Pharma Pac's skipped step
For Pharma Pac, the issues were fundamental: approvals and labeling. Warning letter 2009-NOL-08, which followed a late June through mid-July inspection of a plant in De Kalb, MS, says investigators found the company manufacturing and marketing unapproved and misbranded antihistamine/nasal decongestant drugs.
"Based on our information, there are no FDA-approved applications on file for these drug products," the letter says. "Additionally, because the drugs are intended for conditions not amenable to self-diagnosis and treatment by individuals who are not medical practitioners, adequate directions cannot be written for them. Consequently, their labeling fails to bear adequate directions for use."
Inspectors also found that the combination of ingredients identified on the label of an over-the-counter skin protection product was unauthorized in the appropriate monograph. And listed ingredients lacked the "active" and "inactive" headings. "Since these ingredients are not differentiated, they are all represented as contributing to the claimed effect and thus are ‘active ingredients' as defined by code. This combination of active ingredients is not authorized in any monograph."

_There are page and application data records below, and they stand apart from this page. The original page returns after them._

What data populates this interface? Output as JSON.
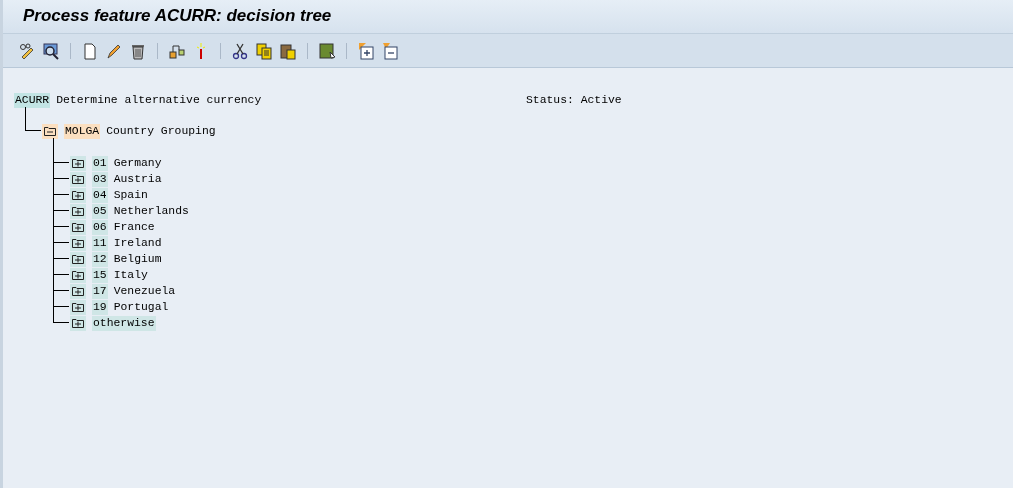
{
  "window": {
    "title": "Process feature ACURR: decision tree"
  },
  "tree": {
    "key": "ACURR",
    "text": "Determine alternative currency",
    "kind": "feature",
    "children": [
      {
        "key": "MOLGA",
        "text": "Country Grouping",
        "kind": "field",
        "expanded": true,
        "children": [
          {
            "key": "01",
            "text": "Germany",
            "kind": "value",
            "expanded": false
          },
          {
            "key": "03",
            "text": "Austria",
            "kind": "value",
            "expanded": false
          },
          {
            "key": "04",
            "text": "Spain",
            "kind": "value",
            "expanded": false
          },
          {
            "key": "05",
            "text": "Netherlands",
            "kind": "value",
            "expanded": false
          },
          {
            "key": "06",
            "text": "France",
            "kind": "value",
            "expanded": false
          },
          {
            "key": "11",
            "text": "Ireland",
            "kind": "value",
            "expanded": false
          },
          {
            "key": "12",
            "text": "Belgium",
            "kind": "value",
            "expanded": false
          },
          {
            "key": "15",
            "text": "Italy",
            "kind": "value",
            "expanded": false
          },
          {
            "key": "17",
            "text": "Venezuela",
            "kind": "value",
            "expanded": false
          },
          {
            "key": "19",
            "text": "Portugal",
            "kind": "value",
            "expanded": false
          },
          {
            "key": "otherwise",
            "kind": "value",
            "expanded": false
          }
        ]
      }
    ]
  },
  "status": "Status: Active"
}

Given the lack of a corresponding monograph, inspectors said they were unaware of any evidence establishing that "healing skin therapy lotion," as formu1ated and labeled, is recognized among scientific experts as safe and effective. "We are unaware of any evidence documenting a product so formu1ated and labeled was marketed in the United States on or before the inception of FDA's OTC Drug Review. Therefore, healing skin therapy lotion does not qualify for inclusion in any of the ongoing rulemakings under the OTC Drug Review."